- When we detect duplicate content, such as through variations caused by URL parameters, we group the duplicate URLs into one cluster.
- We select what we think is the “best” URL to represent the cluster in search results.
- We then consolidate properties of the URLs in the cluster, such as link popularity, to the representative URL.
The third point is important. If you have site issues that produce duplicate content including multiple URL’s, Google will group those URL’s together and send any link juice to the group. From and SEO point of view, this is actually beneficial. Links going to URL A and links going to URL B will be combined and sent to the best URL.
Where this can harm your search engine optimization is when Google’s idea of best URL differs to yours. There are other issues, for example, if Google cannot consolidate URL’s they may not be able to select a representative URL.
Duplicate content should be avoided as much as possible. However, if you have a blog for example, and someone insists you install a plugin to avoid this duplicate content, think about it first. Plugins can slow down your blog or make other alterations you may not want. It can become a trade-off. From the SEO perspective, you don’t have to have that plugin – it’s just nice if you do.
Google’s final words on the subject are important:
- You typically don’t need to submit a reconsideration request when you’re cleaning up innocently duplicated content.
- If you’re a webmaster of beginner-to-intermediate savviness, you probably don’t need to put too much energy into worrying about duplicate content, since most search engines have ways of handling it.
- You can help your fellow webmasters by not perpetuating the myth of duplicate content penalties! The remedies for duplicate content are entirely within your control.

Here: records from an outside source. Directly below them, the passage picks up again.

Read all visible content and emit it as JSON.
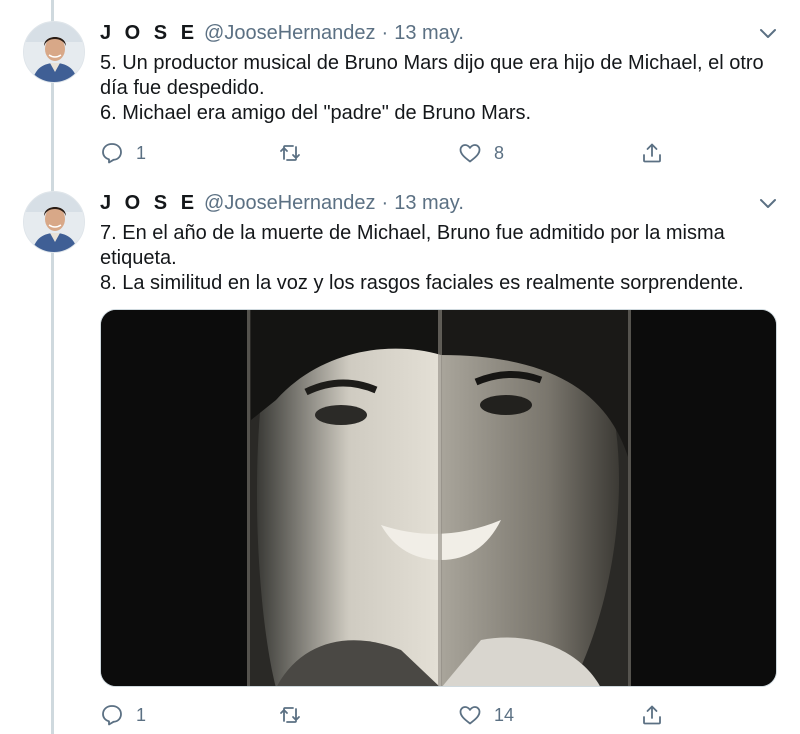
{
  "tweets": [
    {
      "author": {
        "name": "J O S E",
        "handle": "@JooseHernandez",
        "separator": "·",
        "date": "13 may."
      },
      "lines": [
        "5. Un productor musical de Bruno Mars dijo que era hijo de Michael, el otro día fue despedido.",
        "6. Michael era amigo del \"padre\" de Bruno Mars."
      ],
      "replies": "1",
      "retweets": "",
      "likes": "8",
      "icons": {
        "reply": "reply-icon",
        "retweet": "retweet-icon",
        "like": "like-heart-icon",
        "share": "share-icon",
        "menu": "chevron-down-icon"
      }
    },
    {
      "author": {
        "name": "J O S E",
        "handle": "@JooseHernandez",
        "separator": "·",
        "date": "13 may."
      },
      "lines": [
        "7. En el año de la muerte de Michael, Bruno fue admitido por la misma etiqueta.",
        "8. La similitud en la voz y los rasgos faciales es realmente sorprendente."
      ],
      "replies": "1",
      "retweets": "",
      "likes": "14",
      "media": "photo",
      "icons": {
        "reply": "reply-icon",
        "retweet": "retweet-icon",
        "like": "like-heart-icon",
        "share": "share-icon",
        "menu": "chevron-down-icon"
      }
    }
  ],
  "colors": {
    "text": "#14171a",
    "secondary": "#5b7083",
    "thread_line": "#cfd9de",
    "background": "#ffffff"
  }
}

I think perhaps Google is sick of hearing about nonexistent duplicate content penalties!